Even pitted against modern cartridges, the .300 H&H still offers excellent performance.
It was the same old story: a friend rang me to ask if I would deal with a fox problem, as the smallholding next door had lost some chickens. My mate wanted the culprit brought to book post-haste as he feared the vulpine villain would soon turn its attention towards his own geese.
I can’t believe it when the alarm clock goes off. There is no way my night’s sleep can be over already – but it is.
The .300 Win Mag definitely falls into the long-distance cartridge category, but it also encompasses some very favourable properties, making it a superb all-round calibre. It has no shortage of followers, counting our own editor and Mike Yardley among them.
When foxing season arrives, it brings with it the realisation that I’ll be walking the beat again. I remember an occasion when my five colleagues and I met up early and set off without delay, knowing we had a tiring and full day in front of us.
A question often asked is: ‘Which scope is best?’ The general answer given is: ‘Spend as much as you can afford.’ A good quality scope can cost more than the rifle itself depending on make and model. But when choosing a scope, take into consideration what you intend to use the scope for.

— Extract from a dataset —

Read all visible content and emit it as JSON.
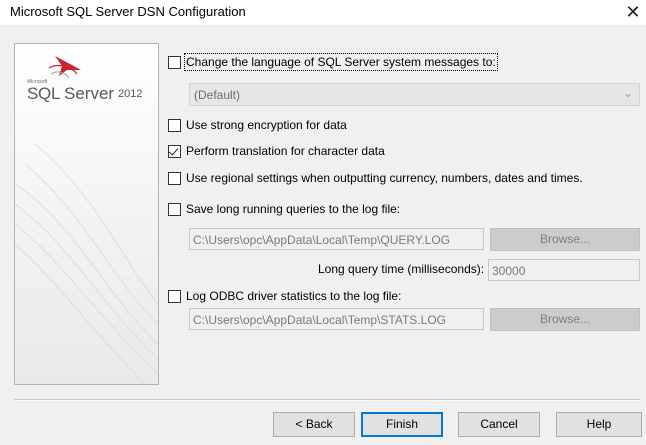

Thomas Lindy Nissen accompanies Danish hunters Claus Christiansen and Rene Knutzen on a trip to Poland after roebucks, with a new accessory for the Quadpod shooting sticks on test too The four days’ trip to Poland includes six outings, and…
Owing to the wet weather one August, the harvest had been delayed. This had put my fox control operations seriously behind. I control foxes over a mixture of arable, pasture and woodland. Around 80 per cent is arable, and any cubs that get away from the earth are tricky to mop up until the harvest is completed.